People who saw the arrival of a new Toad The Wet Sprocket album, “New Constellation,” in 2013 as a signal that the group was going to return to being a band that records and tours extensively, can lower those hopes.
Yes, the band is back on tour for six weeks this summer and is even releasing an EP to coincide with its shows (alongside Smash Mouth and Tonic). But singer/guitarist Glen Phillips still sees Toad The Wet Sprocket as something he enjoys returning to on a limited basis, and a group that exists alongside any number of other musical projects he and his bandmates can pursue.
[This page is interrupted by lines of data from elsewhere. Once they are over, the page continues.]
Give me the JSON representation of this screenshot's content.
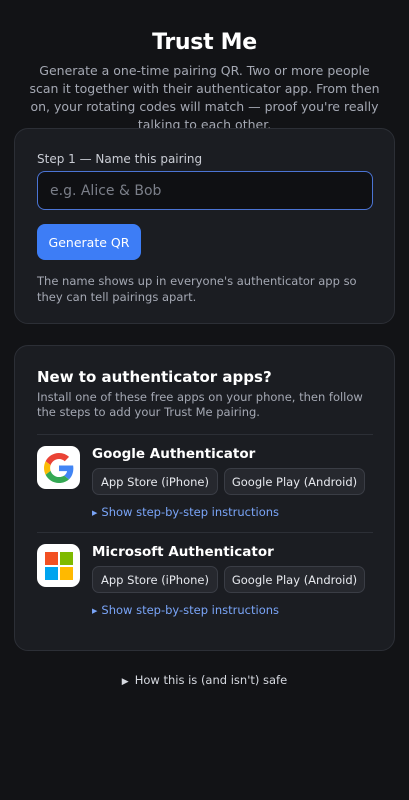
{
  "header": {
    "title": "Trust Me",
    "subtitle": "Generate a one-time pairing QR. Two or more people scan it together with their authenticator app. From then on, your rotating codes will match — proof you're really talking to each other."
  },
  "pairing_card": {
    "step_label": "Step 1 — Name this pairing",
    "name_input": {
      "value": "",
      "placeholder": "e.g. Alice & Bob"
    },
    "generate_button": "Generate QR",
    "help_text": "The name shows up in everyone's authenticator app so they can tell pairings apart."
  },
  "apps_card": {
    "title": "New to authenticator apps?",
    "description": "Install one of these free apps on your phone, then follow the steps to add your Trust Me pairing.",
    "apps": [
      {
        "name": "Google Authenticator",
        "icon": "google-authenticator-logo-icon",
        "store_ios": "App Store (iPhone)",
        "store_android": "Google Play (Android)",
        "instructions_link": "Show step-by-step instructions"
      },
      {
        "name": "Microsoft Authenticator",
        "icon": "microsoft-logo-icon",
        "store_ios": "App Store (iPhone)",
        "store_android": "Google Play (Android)",
        "instructions_link": "Show step-by-step instructions"
      }
    ]
  },
  "footer": {
    "safety_link": "How this is (and isn't) safe"
  },
  "colors": {
    "background": "#121316",
    "card": "#1b1d22",
    "accent": "#3d7df6",
    "link": "#7aa5f8"
  }
}
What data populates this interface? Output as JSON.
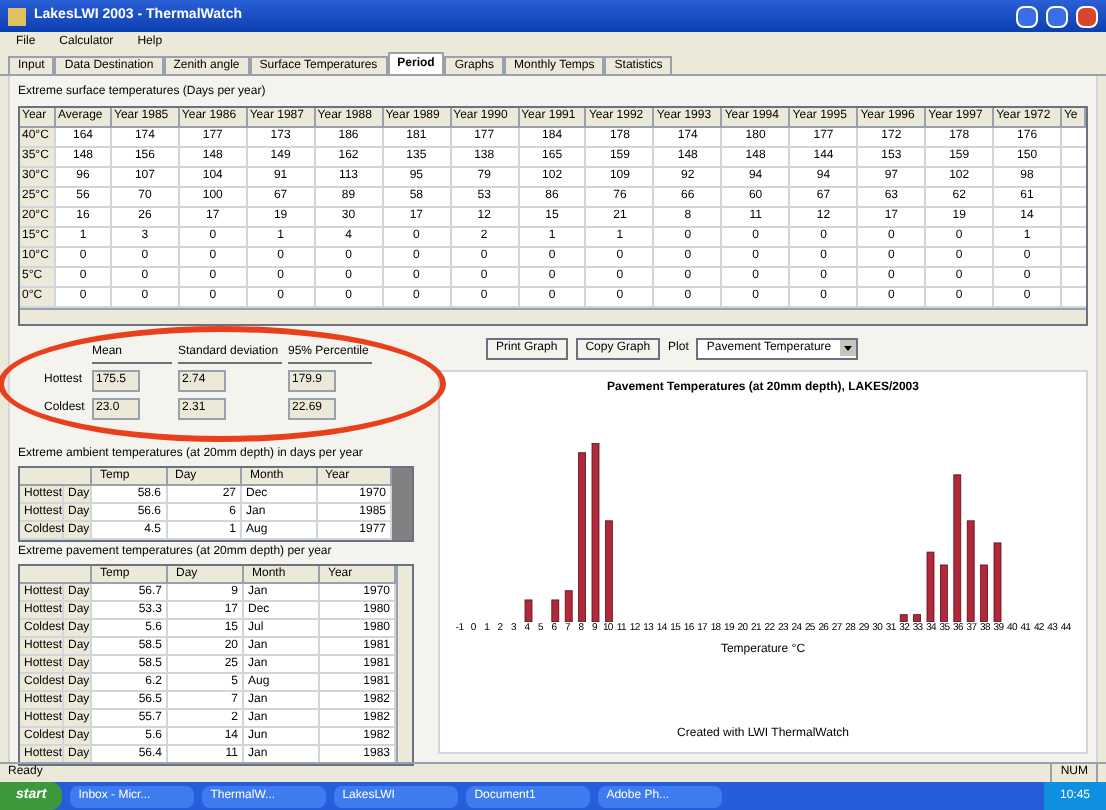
{
  "window": {
    "title": "LakesLWI 2003 - ThermalWatch"
  },
  "menu": [
    "File",
    "Calculator",
    "Help"
  ],
  "tabs": [
    {
      "label": "Input",
      "selected": false
    },
    {
      "label": "Data Destination",
      "selected": false
    },
    {
      "label": "Zenith angle",
      "selected": false
    },
    {
      "label": "Surface Temperatures",
      "selected": false
    },
    {
      "label": "Period",
      "selected": true
    },
    {
      "label": "Graphs",
      "selected": false
    },
    {
      "label": "Monthly Temps",
      "selected": false
    },
    {
      "label": "Statistics",
      "selected": false
    }
  ],
  "surface_table": {
    "caption": "Extreme surface temperatures (Days per year)",
    "columns": [
      "Year",
      "Average",
      "Year 1985",
      "Year 1986",
      "Year 1987",
      "Year 1988",
      "Year 1989",
      "Year 1990",
      "Year 1991",
      "Year 1992",
      "Year 1993",
      "Year 1994",
      "Year 1995",
      "Year 1996",
      "Year 1997",
      "Year 1972",
      "Ye"
    ],
    "rows": [
      [
        "40°C",
        "164",
        "174",
        "177",
        "173",
        "186",
        "181",
        "177",
        "184",
        "178",
        "174",
        "180",
        "177",
        "172",
        "178",
        "176"
      ],
      [
        "35°C",
        "148",
        "156",
        "148",
        "149",
        "162",
        "135",
        "138",
        "165",
        "159",
        "148",
        "148",
        "144",
        "153",
        "159",
        "150"
      ],
      [
        "30°C",
        "96",
        "107",
        "104",
        "91",
        "113",
        "95",
        "79",
        "102",
        "109",
        "92",
        "94",
        "94",
        "97",
        "102",
        "98"
      ],
      [
        "25°C",
        "56",
        "70",
        "100",
        "67",
        "89",
        "58",
        "53",
        "86",
        "76",
        "66",
        "60",
        "67",
        "63",
        "62",
        "61"
      ],
      [
        "20°C",
        "16",
        "26",
        "17",
        "19",
        "30",
        "17",
        "12",
        "15",
        "21",
        "8",
        "11",
        "12",
        "17",
        "19",
        "14"
      ],
      [
        "15°C",
        "1",
        "3",
        "0",
        "1",
        "4",
        "0",
        "2",
        "1",
        "1",
        "0",
        "0",
        "0",
        "0",
        "0",
        "1"
      ],
      [
        "10°C",
        "0",
        "0",
        "0",
        "0",
        "0",
        "0",
        "0",
        "0",
        "0",
        "0",
        "0",
        "0",
        "0",
        "0",
        "0"
      ],
      [
        "5°C",
        "0",
        "0",
        "0",
        "0",
        "0",
        "0",
        "0",
        "0",
        "0",
        "0",
        "0",
        "0",
        "0",
        "0",
        "0"
      ],
      [
        "0°C",
        "0",
        "0",
        "0",
        "0",
        "0",
        "0",
        "0",
        "0",
        "0",
        "0",
        "0",
        "0",
        "0",
        "0",
        "0"
      ]
    ]
  },
  "stats": {
    "columns": [
      "Mean",
      "Standard deviation",
      "95% Percentile"
    ],
    "rows": [
      {
        "label": "Hottest",
        "values": [
          "175.5",
          "2.74",
          "179.9"
        ]
      },
      {
        "label": "Coldest",
        "values": [
          "23.0",
          "2.31",
          "22.69"
        ]
      }
    ]
  },
  "ambient_table": {
    "caption": "Extreme ambient temperatures (at 20mm depth) in days per year",
    "columns": [
      "Temp",
      "Day",
      "Month",
      "Year"
    ],
    "rows": [
      {
        "label": "Hottest",
        "unit": "Day",
        "cells": [
          "58.6",
          "27",
          "Dec",
          "1970"
        ]
      },
      {
        "label": "Hottest",
        "unit": "Day",
        "cells": [
          "56.6",
          "6",
          "Jan",
          "1985"
        ]
      },
      {
        "label": "Coldest",
        "unit": "Day",
        "cells": [
          "4.5",
          "1",
          "Aug",
          "1977"
        ]
      }
    ]
  },
  "pavement_table": {
    "caption": "Extreme pavement temperatures (at 20mm depth) per year",
    "columns": [
      "Temp",
      "Day",
      "Month",
      "Year"
    ],
    "rows": [
      {
        "label": "Hottest",
        "unit": "Day",
        "cells": [
          "56.7",
          "9",
          "Jan",
          "1970"
        ]
      },
      {
        "label": "Hottest",
        "unit": "Day",
        "cells": [
          "53.3",
          "17",
          "Dec",
          "1980"
        ]
      },
      {
        "label": "Coldest",
        "unit": "Day",
        "cells": [
          "5.6",
          "15",
          "Jul",
          "1980"
        ]
      },
      {
        "label": "Hottest",
        "unit": "Day",
        "cells": [
          "58.5",
          "20",
          "Jan",
          "1981"
        ]
      },
      {
        "label": "Hottest",
        "unit": "Day",
        "cells": [
          "58.5",
          "25",
          "Jan",
          "1981"
        ]
      },
      {
        "label": "Coldest",
        "unit": "Day",
        "cells": [
          "6.2",
          "5",
          "Aug",
          "1981"
        ]
      },
      {
        "label": "Hottest",
        "unit": "Day",
        "cells": [
          "56.5",
          "7",
          "Jan",
          "1982"
        ]
      },
      {
        "label": "Hottest",
        "unit": "Day",
        "cells": [
          "55.7",
          "2",
          "Jan",
          "1982"
        ]
      },
      {
        "label": "Coldest",
        "unit": "Day",
        "cells": [
          "5.6",
          "14",
          "Jun",
          "1982"
        ]
      },
      {
        "label": "Hottest",
        "unit": "Day",
        "cells": [
          "56.4",
          "11",
          "Jan",
          "1983"
        ]
      }
    ]
  },
  "graph_controls": {
    "print": "Print Graph",
    "copy": "Copy Graph",
    "plot_label": "Plot",
    "plot_value": "Pavement Temperature"
  },
  "graph": {
    "title": "Pavement Temperatures (at 20mm depth), LAKES/2003",
    "xlabel": "Temperature °C",
    "footer": "Created with LWI ThermalWatch",
    "x_labels": [
      "-1",
      "0",
      "1",
      "2",
      "3",
      "4",
      "5",
      "6",
      "7",
      "8",
      "9",
      "10",
      "11",
      "12",
      "13",
      "14",
      "15",
      "16",
      "17",
      "18",
      "19",
      "20",
      "21",
      "22",
      "23",
      "24",
      "25",
      "26",
      "27",
      "28",
      "29",
      "30",
      "31",
      "32",
      "33",
      "34",
      "35",
      "36",
      "37",
      "38",
      "39",
      "40",
      "41",
      "42",
      "43",
      "44"
    ]
  },
  "status_bar": {
    "left": "Ready",
    "right": "NUM"
  },
  "taskbar": {
    "start": "start",
    "items": [
      "Inbox - Micr...",
      "ThermalW...",
      "LakesLWI",
      "Document1",
      "Adobe Ph..."
    ],
    "clock": "10:45"
  }
}
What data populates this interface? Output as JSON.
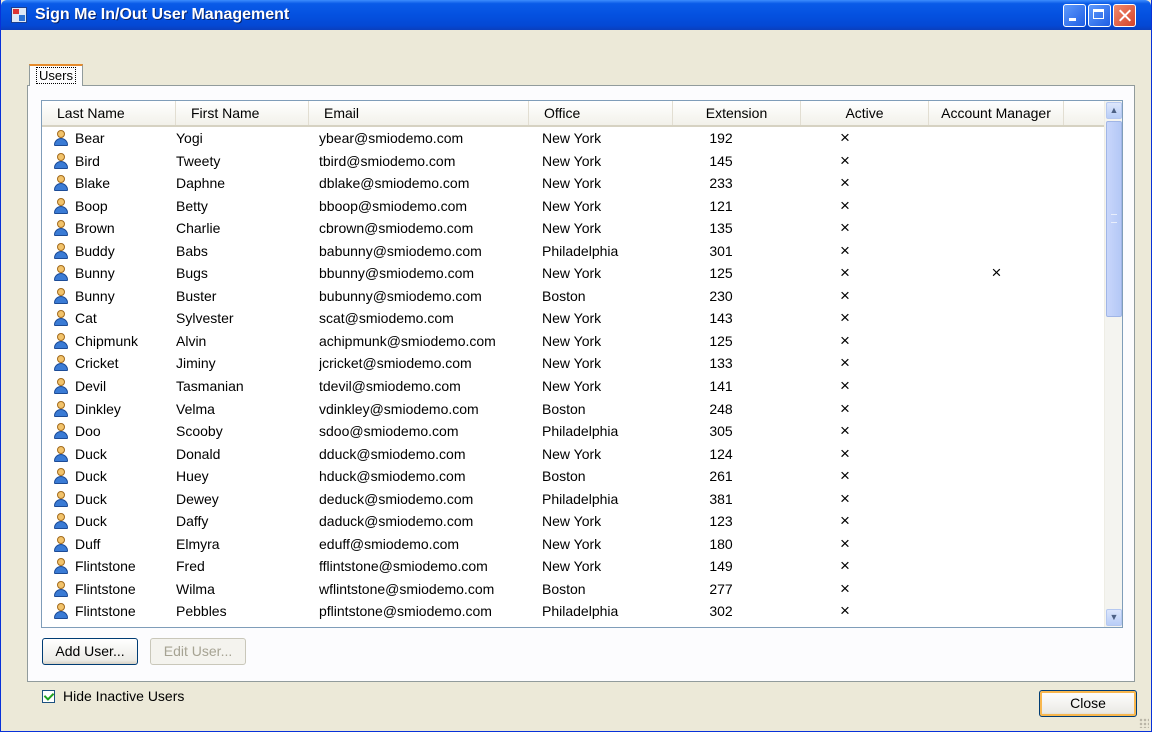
{
  "window": {
    "title": "Sign Me In/Out User Management"
  },
  "tabs": [
    {
      "label": "Users"
    }
  ],
  "list": {
    "columns": [
      "Last Name",
      "First Name",
      "Email",
      "Office",
      "Extension",
      "Active",
      "Account Manager"
    ],
    "rows": [
      {
        "last": "Bear",
        "first": "Yogi",
        "email": "ybear@smiodemo.com",
        "office": "New York",
        "ext": "192",
        "active": "×",
        "manager": ""
      },
      {
        "last": "Bird",
        "first": "Tweety",
        "email": "tbird@smiodemo.com",
        "office": "New York",
        "ext": "145",
        "active": "×",
        "manager": ""
      },
      {
        "last": "Blake",
        "first": "Daphne",
        "email": "dblake@smiodemo.com",
        "office": "New York",
        "ext": "233",
        "active": "×",
        "manager": ""
      },
      {
        "last": "Boop",
        "first": "Betty",
        "email": "bboop@smiodemo.com",
        "office": "New York",
        "ext": "121",
        "active": "×",
        "manager": ""
      },
      {
        "last": "Brown",
        "first": "Charlie",
        "email": "cbrown@smiodemo.com",
        "office": "New York",
        "ext": "135",
        "active": "×",
        "manager": ""
      },
      {
        "last": "Buddy",
        "first": "Babs",
        "email": "babunny@smiodemo.com",
        "office": "Philadelphia",
        "ext": "301",
        "active": "×",
        "manager": ""
      },
      {
        "last": "Bunny",
        "first": "Bugs",
        "email": "bbunny@smiodemo.com",
        "office": "New York",
        "ext": "125",
        "active": "×",
        "manager": "×"
      },
      {
        "last": "Bunny",
        "first": "Buster",
        "email": "bubunny@smiodemo.com",
        "office": "Boston",
        "ext": "230",
        "active": "×",
        "manager": ""
      },
      {
        "last": "Cat",
        "first": "Sylvester",
        "email": "scat@smiodemo.com",
        "office": "New York",
        "ext": "143",
        "active": "×",
        "manager": ""
      },
      {
        "last": "Chipmunk",
        "first": "Alvin",
        "email": "achipmunk@smiodemo.com",
        "office": "New York",
        "ext": "125",
        "active": "×",
        "manager": ""
      },
      {
        "last": "Cricket",
        "first": "Jiminy",
        "email": "jcricket@smiodemo.com",
        "office": "New York",
        "ext": "133",
        "active": "×",
        "manager": ""
      },
      {
        "last": "Devil",
        "first": "Tasmanian",
        "email": "tdevil@smiodemo.com",
        "office": "New York",
        "ext": "141",
        "active": "×",
        "manager": ""
      },
      {
        "last": "Dinkley",
        "first": "Velma",
        "email": "vdinkley@smiodemo.com",
        "office": "Boston",
        "ext": "248",
        "active": "×",
        "manager": ""
      },
      {
        "last": "Doo",
        "first": "Scooby",
        "email": "sdoo@smiodemo.com",
        "office": "Philadelphia",
        "ext": "305",
        "active": "×",
        "manager": ""
      },
      {
        "last": "Duck",
        "first": "Donald",
        "email": "dduck@smiodemo.com",
        "office": "New York",
        "ext": "124",
        "active": "×",
        "manager": ""
      },
      {
        "last": "Duck",
        "first": "Huey",
        "email": "hduck@smiodemo.com",
        "office": "Boston",
        "ext": "261",
        "active": "×",
        "manager": ""
      },
      {
        "last": "Duck",
        "first": "Dewey",
        "email": "deduck@smiodemo.com",
        "office": "Philadelphia",
        "ext": "381",
        "active": "×",
        "manager": ""
      },
      {
        "last": "Duck",
        "first": "Daffy",
        "email": "daduck@smiodemo.com",
        "office": "New York",
        "ext": "123",
        "active": "×",
        "manager": ""
      },
      {
        "last": "Duff",
        "first": "Elmyra",
        "email": "eduff@smiodemo.com",
        "office": "New York",
        "ext": "180",
        "active": "×",
        "manager": ""
      },
      {
        "last": "Flintstone",
        "first": "Fred",
        "email": "fflintstone@smiodemo.com",
        "office": "New York",
        "ext": "149",
        "active": "×",
        "manager": ""
      },
      {
        "last": "Flintstone",
        "first": "Wilma",
        "email": "wflintstone@smiodemo.com",
        "office": "Boston",
        "ext": "277",
        "active": "×",
        "manager": ""
      },
      {
        "last": "Flintstone",
        "first": "Pebbles",
        "email": "pflintstone@smiodemo.com",
        "office": "Philadelphia",
        "ext": "302",
        "active": "×",
        "manager": ""
      }
    ]
  },
  "buttons": {
    "add_user": "Add User...",
    "edit_user": "Edit User...",
    "close": "Close"
  },
  "options": {
    "hide_inactive_label": "Hide Inactive Users",
    "hide_inactive_checked": true
  },
  "icons": {
    "user": "user-icon",
    "app": "app-icon"
  },
  "colors": {
    "titlebar": "#0451e0",
    "tab_highlight": "#e68b2c",
    "checkmark": "#21a121"
  }
}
“‘People outside, they’re always like ‘Oh my God, you guys are doing Toad again. Great. I wondered when you’d stop making solo records,’” Phillips remarked in a phone interview. “They don’t exactly say that, but I ignore those people as much as I can. It’s an odd thing. I understand Toad’s significance historically and I feel I can come back to it if it’s one of many things I do. And then I can look at it with gratitude and I can really enjoy it. But I don’t want to be trapped in the ‘90s.
“I don’t feel nostalgic. I’m just not a nostalgic person,” he said.
“So the idea of living in the past holds really zero appeal to me. But the idea of getting to go out and make a bunch of people happy and play some songs I’m proud of with some people I really like, I think that’s a great thing. As far as part time work goes, it’s probably the best possible job in the whole entire world. So as long as I keep that in mind and I don’t feel like I’m somehow trapped by the past, then it’s all pretty awesome.”
For quite a few years following Toad The Wet Sprocket’s breakup in 1998 (coming off of two platinum albums, 1991’s “Fear” and 1994’s “Dulcinea,” and a 1997 release, “Coil,” that fell short of that sales level), Phillips sounded like someone who couldn’t see himself making new music with the group.
He and bandmates Todd Nichols (guitar), Dean Dinning (bass) and Randy Guss (drums) tried to restart the band in 2002, but things didn’t turn out well.
Phillips instead was more focused on his own career. In addition to releasing his second solo album, “Winter Pays for Summer,” in 2005, he also formed a group with the bluegrass-oriented group Nickel Creek (Chris Thile, Sean Watkins and Sara Watkins) called Mutual Admiration Society, which released a self-titled album in 2004. Then in 2008, Phillips, the Watkins siblings and several other notable musicians (including drummer Pete Thomas and bassist Davey Faragher, the rhythm section in Elvis Costello’s band, the Imposters, keyboardist Benmont Tench of Tom Petty’s Heartbreakers, fiddle player Luke Bulla and multi-instrumentalist Greg Leisz) came together to make a self-titled album as Works Progress Administration (WPA), which was released in 2009.
By the time he released his third solo album, “Mr. Lemons,” in 2006, Phillips was fully intent on establishing himself in the folk/singer-songwriter scene as a solo artist — and in a sense changing the idea that he was a pop artist because of his time in Toad The Wet Sprocket.
But Toad The Wet Sprocket continued to get together for occasional shows, as well as a full tour in 2006, and things got better between the four band members. By 2009, they considered the group an active ongoing entity once again.
The idea of making new music with the band started to take shape when Toad The Wet Sprocket re-recorded hits from its catalog for a 2011 greatest hits album, “All You Want.”
“It was so easy and fun to do. It made a record seem like something we could do without any problem,” Phillips said of “All You Want.” “I had the faith that Toad was going to be a project and not the definition of who I was as a musician. And once I gave myself that latitude it was fun to kind of go ‘OK, so what’s a Toad song? How’s that different from the other stuff I write? Hey, I can do drums and electric guitars and I can write three-part harmonies and counter melodies instead of having to do it solo acoustic.’ I was so happy to get to look at Toad in a new way.”
In fact, the group is releasing a new EP, “Architect of the Ruin,” featuring two new songs and four tracks from the “New Constellation” sessions to coincide with this summer’s tour.
Phillips, though, isn’t promising that more full-length albums will be in Toad The Wet Sprocket’s future.
As he sees it, completing “New Constellation” made a nice statement for the band.
“Things had not always been easy (within the group), and to manage to get together and make something we were all proud of, even one more time, is a huge achievement,” Phillips said.